■ **WORK TO BE COMPLETED**
On every line of the listing, check for "Deskjet"; copy the lines that have it.
──────── EXTRACTED DATA
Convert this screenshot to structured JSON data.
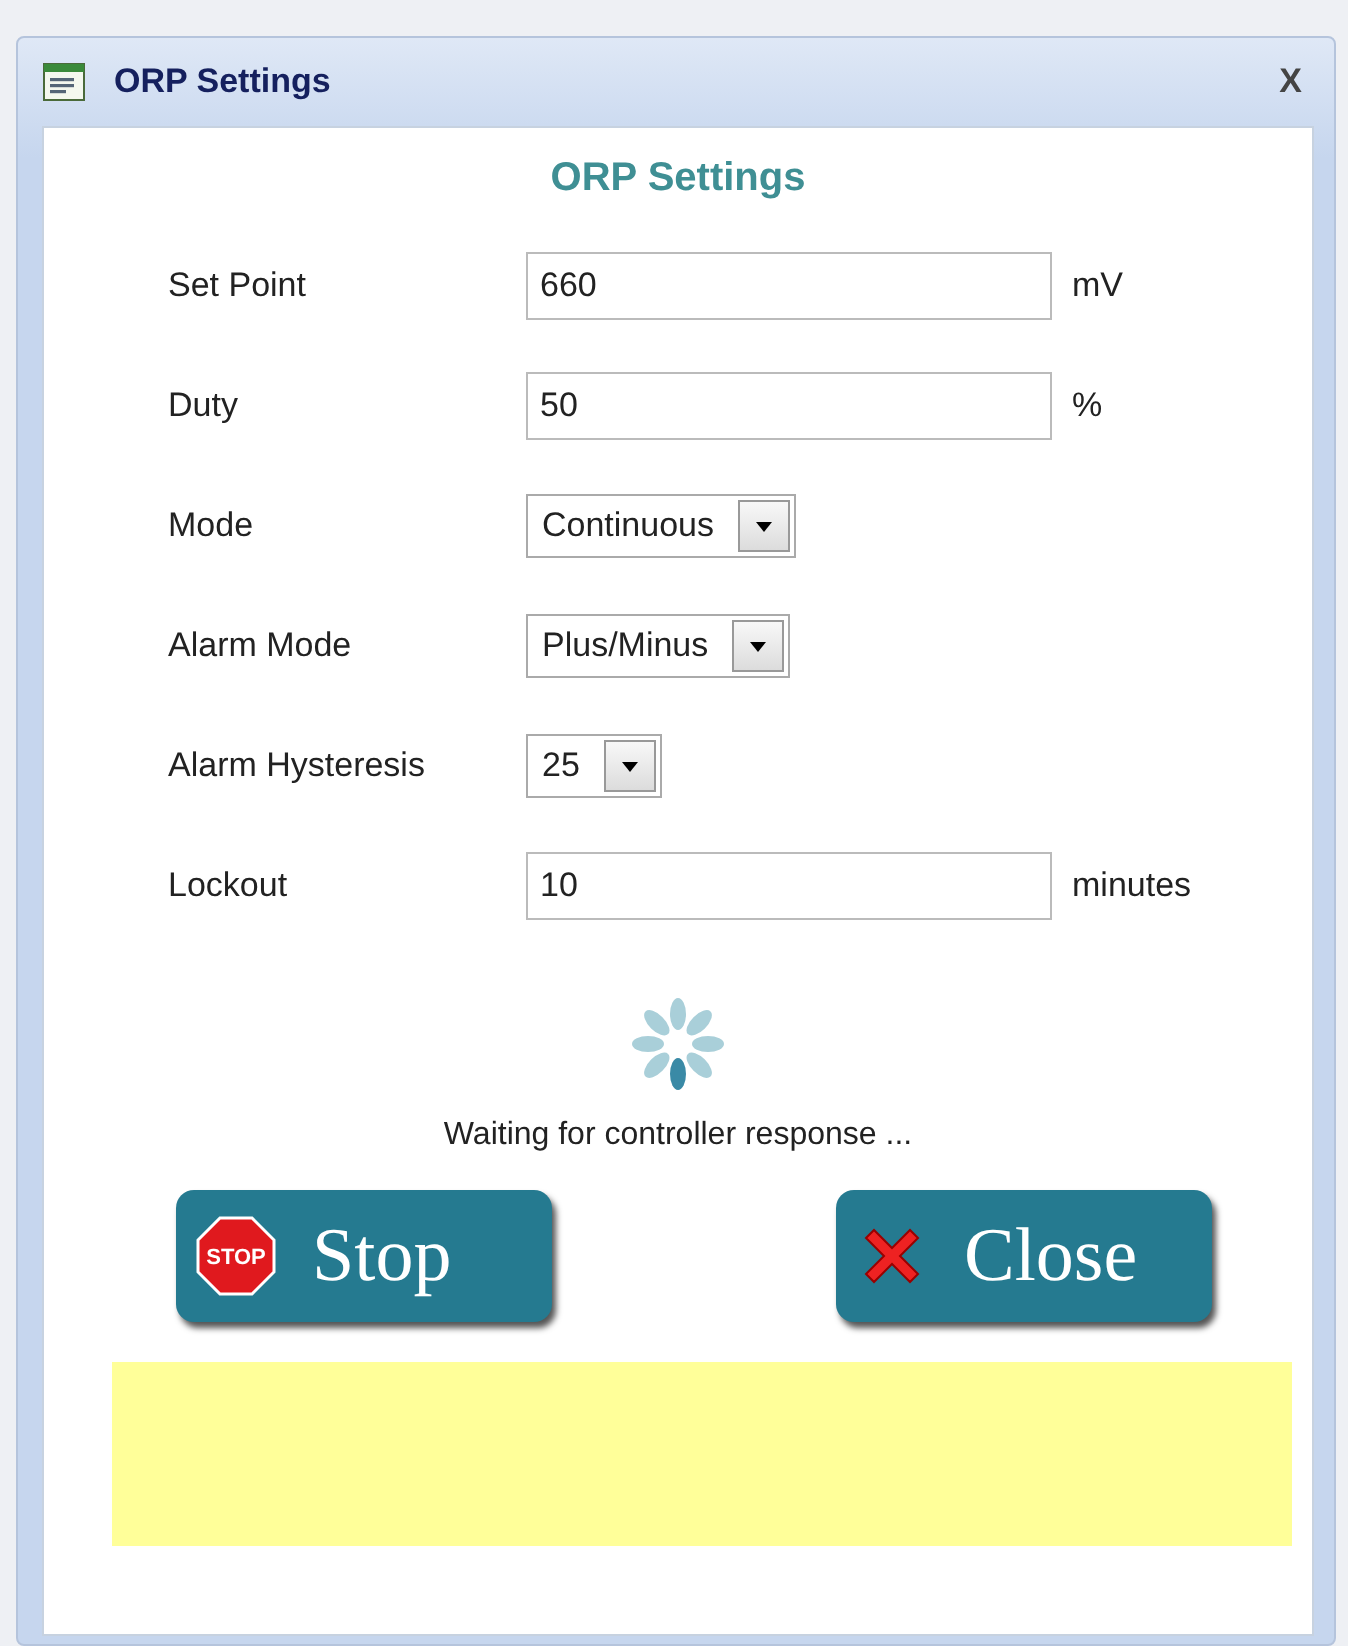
{
  "window": {
    "title": "ORP Settings",
    "close_glyph": "X"
  },
  "heading": "ORP Settings",
  "fields": [
    {
      "kind": "text",
      "label": "Set Point",
      "value": "660",
      "unit": "mV"
    },
    {
      "kind": "text",
      "label": "Duty",
      "value": "50",
      "unit": "%"
    },
    {
      "kind": "select",
      "label": "Mode",
      "value": "Continuous"
    },
    {
      "kind": "select",
      "label": "Alarm Mode",
      "value": "Plus/Minus"
    },
    {
      "kind": "select",
      "label": "Alarm Hysteresis",
      "value": "25"
    },
    {
      "kind": "text",
      "label": "Lockout",
      "value": "10",
      "unit": "minutes"
    }
  ],
  "status": "Waiting for controller response ...",
  "buttons": [
    {
      "kind": "stop",
      "label": "Stop",
      "icon_text": "STOP"
    },
    {
      "kind": "close",
      "label": "Close"
    }
  ]
}
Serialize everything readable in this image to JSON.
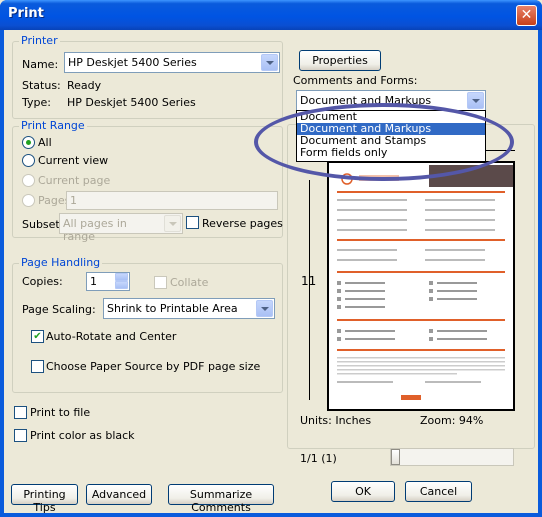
{
  "window": {
    "title": "Print",
    "close_glyph": "✕"
  },
  "printer": {
    "group_label": "Printer",
    "name_label": "Name:",
    "name_value": "HP Deskjet 5400 Series",
    "status_label": "Status:",
    "status_value": "Ready",
    "type_label": "Type:",
    "type_value": "HP Deskjet 5400 Series",
    "properties_button": "Properties"
  },
  "comments_forms": {
    "label": "Comments and Forms:",
    "selected": "Document and Markups",
    "options": [
      "Document",
      "Document and Markups",
      "Document and Stamps",
      "Form fields only"
    ]
  },
  "print_range": {
    "group_label": "Print Range",
    "all": "All",
    "current_view": "Current view",
    "current_page": "Current page",
    "pages": "Pages",
    "pages_value": "1",
    "subset_label": "Subset:",
    "subset_value": "All pages in range",
    "reverse_pages": "Reverse pages"
  },
  "page_handling": {
    "group_label": "Page Handling",
    "copies_label": "Copies:",
    "copies_value": "1",
    "collate": "Collate",
    "page_scaling_label": "Page Scaling:",
    "page_scaling_value": "Shrink to Printable Area",
    "auto_rotate": "Auto-Rotate and Center",
    "auto_rotate_checked": true,
    "choose_source": "Choose Paper Source by PDF page size"
  },
  "options": {
    "print_to_file": "Print to file",
    "print_color_as_black": "Print color as black"
  },
  "preview": {
    "height_label": "11",
    "units": "Units: Inches",
    "zoom": "Zoom:  94%",
    "page_counter": "1/1 (1)"
  },
  "buttons": {
    "printing_tips": "Printing Tips",
    "advanced": "Advanced",
    "summarize_comments": "Summarize Comments",
    "ok": "OK",
    "cancel": "Cancel"
  },
  "colors": {
    "title_bar": "#0054e3",
    "group_label": "#0046d5",
    "selection": "#316ac5",
    "highlight_ellipse": "#5457a8",
    "form_accent": "#e0602a"
  }
}
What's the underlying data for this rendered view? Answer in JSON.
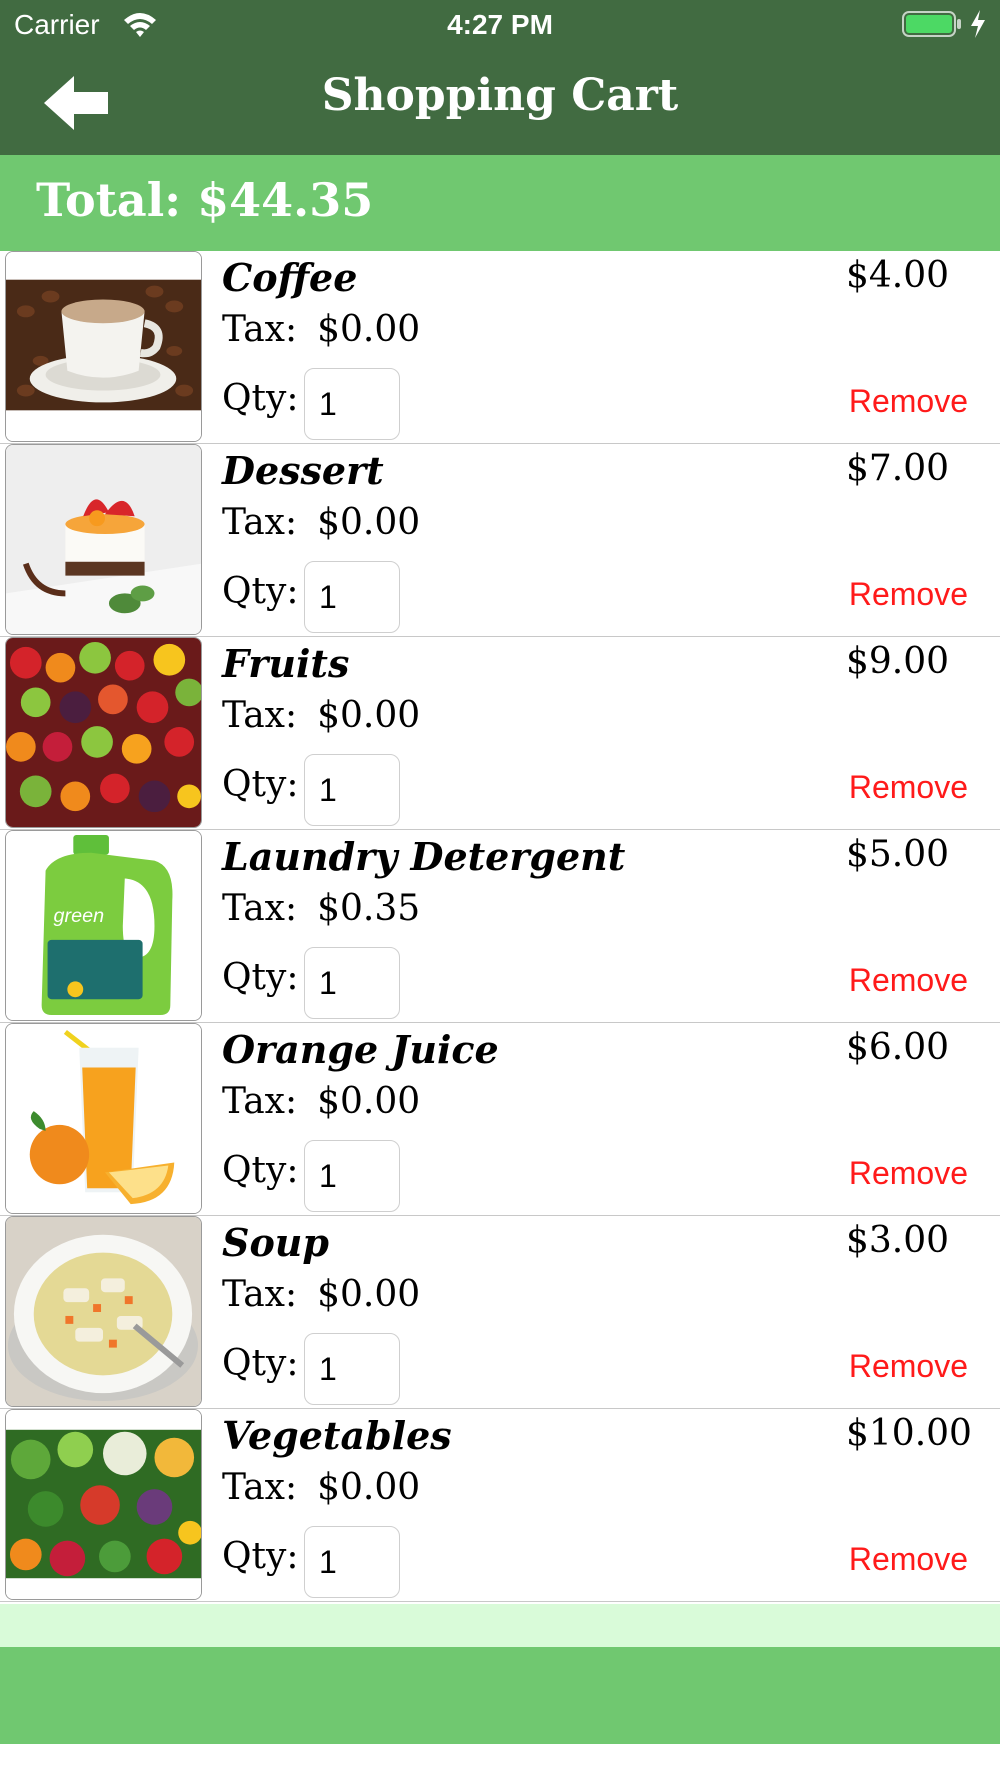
{
  "status_bar": {
    "carrier": "Carrier",
    "time": "4:27 PM",
    "battery_color": "#4cd964"
  },
  "nav": {
    "title": "Shopping Cart",
    "back_icon": "back-arrow-icon"
  },
  "total": {
    "text": "Total: $44.35"
  },
  "labels": {
    "tax": "Tax:",
    "qty": "Qty:",
    "remove": "Remove"
  },
  "items": [
    {
      "name": "Coffee",
      "price": "$4.00",
      "tax": "$0.00",
      "qty": "1",
      "image": "coffee-image"
    },
    {
      "name": "Dessert",
      "price": "$7.00",
      "tax": "$0.00",
      "qty": "1",
      "image": "dessert-image"
    },
    {
      "name": "Fruits",
      "price": "$9.00",
      "tax": "$0.00",
      "qty": "1",
      "image": "fruits-image"
    },
    {
      "name": "Laundry Detergent",
      "price": "$5.00",
      "tax": "$0.35",
      "qty": "1",
      "image": "laundry-detergent-image"
    },
    {
      "name": "Orange Juice",
      "price": "$6.00",
      "tax": "$0.00",
      "qty": "1",
      "image": "orange-juice-image"
    },
    {
      "name": "Soup",
      "price": "$3.00",
      "tax": "$0.00",
      "qty": "1",
      "image": "soup-image"
    },
    {
      "name": "Vegetables",
      "price": "$10.00",
      "tax": "$0.00",
      "qty": "1",
      "image": "vegetables-image"
    }
  ],
  "colors": {
    "nav_bg": "#416b41",
    "total_bg": "#70c870",
    "footer_bg": "#70c870",
    "spacer_bg": "#d9fbd9",
    "remove": "#ff1a1a"
  }
}
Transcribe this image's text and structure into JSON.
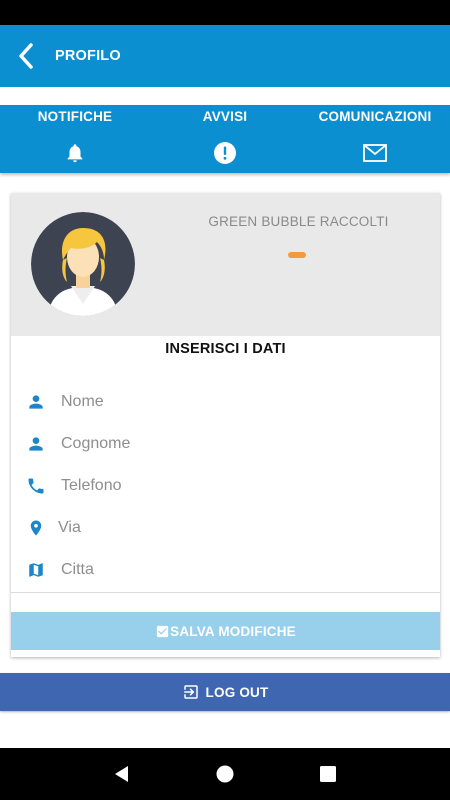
{
  "app_bar": {
    "title": "PROFILO",
    "back_icon": "chevron-left-icon"
  },
  "tabs": [
    {
      "label": "NOTIFICHE",
      "icon": "bell-icon"
    },
    {
      "label": "AVVISI",
      "icon": "alert-circle-icon"
    },
    {
      "label": "COMUNICAZIONI",
      "icon": "mail-icon"
    }
  ],
  "profile": {
    "stat_label": "GREEN BUBBLE RACCOLTI",
    "stat_value": "",
    "avatar_icon": "user-avatar-icon"
  },
  "form": {
    "title": "INSERISCI I DATI",
    "fields": [
      {
        "placeholder": "Nome",
        "value": "",
        "icon": "person-icon"
      },
      {
        "placeholder": "Cognome",
        "value": "",
        "icon": "person-icon"
      },
      {
        "placeholder": "Telefono",
        "value": "",
        "icon": "phone-icon"
      },
      {
        "placeholder": "Via",
        "value": "",
        "icon": "location-pin-icon"
      },
      {
        "placeholder": "Citta",
        "value": "",
        "icon": "map-icon"
      }
    ],
    "save_label": "SALVA MODIFICHE"
  },
  "logout": {
    "label": "LOG OUT",
    "icon": "exit-icon"
  },
  "colors": {
    "primary": "#0b8fd1",
    "save_button": "#98d0ec",
    "logout_button": "#3f67b1",
    "accent_orange": "#f29a3c",
    "icon_blue": "#1b86c9"
  }
}
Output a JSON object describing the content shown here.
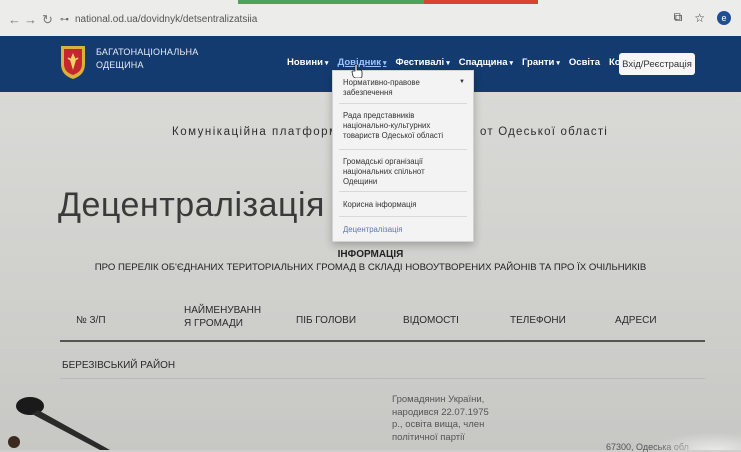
{
  "browser": {
    "back_icon": "back-arrow-icon",
    "forward_icon": "forward-arrow-icon",
    "reload_icon": "reload-icon",
    "url": "national.od.ua/dovidnyk/detsentralizatsiia",
    "profile_initial": "e"
  },
  "header": {
    "brand_line1": "БАГАТОНАЦІОНАЛЬНА",
    "brand_line2": "ОДЕЩИНА",
    "nav": [
      {
        "label": "Новини",
        "caret": "▾"
      },
      {
        "label": "Довідник",
        "caret": "▾"
      },
      {
        "label": "Фестивалі",
        "caret": "▾"
      },
      {
        "label": "Спадщина",
        "caret": "▾"
      },
      {
        "label": "Гранти",
        "caret": "▾"
      },
      {
        "label": "Освіта",
        "caret": ""
      },
      {
        "label": "Контакти",
        "caret": ""
      }
    ],
    "login_label": "Вхід/Реєстрація"
  },
  "dropdown": {
    "items": [
      "Нормативно-правове забезпечення",
      "Рада представників національно-культурних товариств Одеської області",
      "Громадські організації національних спільнот Одещини",
      "Корисна інформація",
      "Децентралізація"
    ]
  },
  "page": {
    "subtitle_left": "Комунікаційна платформ",
    "subtitle_right": "от Одеської області",
    "title": "Децентралізація",
    "info_title": "ІНФОРМАЦІЯ",
    "info_subtitle": "ПРО ПЕРЕЛІК ОБ'ЄДНАНИХ ТЕРИТОРІАЛЬНИХ ГРОМАД В СКЛАДІ НОВОУТВОРЕНИХ РАЙОНІВ ТА ПРО ЇХ ОЧІЛЬНИКІВ",
    "table_headers": [
      "№ З/П",
      "НАЙМЕНУВАНН Я ГРОМАДИ",
      "ПІБ ГОЛОВИ",
      "ВІДОМОСТІ",
      "ТЕЛЕФОНИ",
      "АДРЕСИ"
    ],
    "region": "БЕРЕЗІВСЬКИЙ РАЙОН",
    "info_cell_lines": [
      "Громадянин України,",
      "народився 22.07.1975",
      "р., освіта вища, член",
      "політичної партії"
    ],
    "address_cell": "67300, Одеська обл"
  }
}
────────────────
■ **YOUR RESPONSE**
    "name_value": "HP Deskjet 5400 Series",
    "type_value": "HP Deskjet 5400 Series",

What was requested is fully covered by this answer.